● **TASK DESCRIPTION**:
Set down every entry below exactly as it stands.

Data records for software interfaces
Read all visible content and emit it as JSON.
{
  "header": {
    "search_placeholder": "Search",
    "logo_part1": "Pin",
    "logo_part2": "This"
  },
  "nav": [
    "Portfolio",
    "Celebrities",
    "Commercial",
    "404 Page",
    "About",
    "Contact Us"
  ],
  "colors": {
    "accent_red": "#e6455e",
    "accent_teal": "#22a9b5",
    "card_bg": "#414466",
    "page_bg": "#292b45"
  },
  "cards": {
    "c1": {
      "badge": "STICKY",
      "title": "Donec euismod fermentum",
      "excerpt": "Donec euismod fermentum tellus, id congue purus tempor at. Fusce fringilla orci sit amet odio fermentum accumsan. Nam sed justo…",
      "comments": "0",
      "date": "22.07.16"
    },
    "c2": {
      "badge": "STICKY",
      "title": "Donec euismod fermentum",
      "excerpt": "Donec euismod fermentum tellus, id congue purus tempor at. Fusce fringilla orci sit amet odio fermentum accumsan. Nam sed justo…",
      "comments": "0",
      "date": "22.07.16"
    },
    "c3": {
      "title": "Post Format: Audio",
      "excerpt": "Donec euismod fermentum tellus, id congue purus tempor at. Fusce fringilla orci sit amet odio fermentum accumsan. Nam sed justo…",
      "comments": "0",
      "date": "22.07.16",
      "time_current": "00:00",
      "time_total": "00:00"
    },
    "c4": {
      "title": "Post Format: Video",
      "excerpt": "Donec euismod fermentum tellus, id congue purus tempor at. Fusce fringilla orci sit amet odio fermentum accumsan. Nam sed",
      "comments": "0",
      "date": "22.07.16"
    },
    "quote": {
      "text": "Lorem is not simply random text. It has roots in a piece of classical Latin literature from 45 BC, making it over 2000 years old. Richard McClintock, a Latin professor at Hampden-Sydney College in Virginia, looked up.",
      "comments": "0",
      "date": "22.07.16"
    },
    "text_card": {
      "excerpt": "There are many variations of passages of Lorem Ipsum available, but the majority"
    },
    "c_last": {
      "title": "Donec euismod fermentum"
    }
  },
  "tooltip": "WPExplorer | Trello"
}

● **ANSWER FOR THE TASK**:
Read all visible content and emit it as JSON.
{
  "header": {
    "search_placeholder": "Search",
    "logo_part1": "Pin",
    "logo_part2": "This"
  },
  "nav": [
    "Portfolio",
    "Celebrities",
    "Commercial",
    "404 Page",
    "About",
    "Contact Us"
  ],
  "colors": {
    "accent_red": "#e6455e",
    "accent_teal": "#22a9b5",
    "card_bg": "#414466",
    "page_bg": "#292b45"
  },
  "cards": {
    "c1": {
      "badge": "STICKY",
      "title": "Donec euismod fermentum",
      "excerpt": "Donec euismod fermentum tellus, id congue purus tempor at. Fusce fringilla orci sit amet odio fermentum accumsan. Nam sed justo…",
      "comments": "0",
      "date": "22.07.16"
    },
    "c2": {
      "badge": "STICKY",
      "title": "Donec euismod fermentum",
      "excerpt": "Donec euismod fermentum tellus, id congue purus tempor at. Fusce fringilla orci sit amet odio fermentum accumsan. Nam sed justo…",
      "comments": "0",
      "date": "22.07.16"
    },
    "c3": {
      "title": "Post Format: Audio",
      "excerpt": "Donec euismod fermentum tellus, id congue purus tempor at. Fusce fringilla orci sit amet odio fermentum accumsan. Nam sed justo…",
      "comments": "0",
      "date": "22.07.16",
      "time_current": "00:00",
      "time_total": "00:00"
    },
    "c4": {
      "title": "Post Format: Video",
      "excerpt": "Donec euismod fermentum tellus, id congue purus tempor at. Fusce fringilla orci sit amet odio fermentum accumsan. Nam sed",
      "comments": "0",
      "date": "22.07.16"
    },
    "quote": {
      "text": "Lorem is not simply random text. It has roots in a piece of classical Latin literature from 45 BC, making it over 2000 years old. Richard McClintock, a Latin professor at Hampden-Sydney College in Virginia, looked up.",
      "comments": "0",
      "date": "22.07.16"
    },
    "text_card": {
      "excerpt": "There are many variations of passages of Lorem Ipsum available, but the majority"
    },
    "c_last": {
      "title": "Donec euismod fermentum"
    }
  },
  "tooltip": "WPExplorer | Trello"
}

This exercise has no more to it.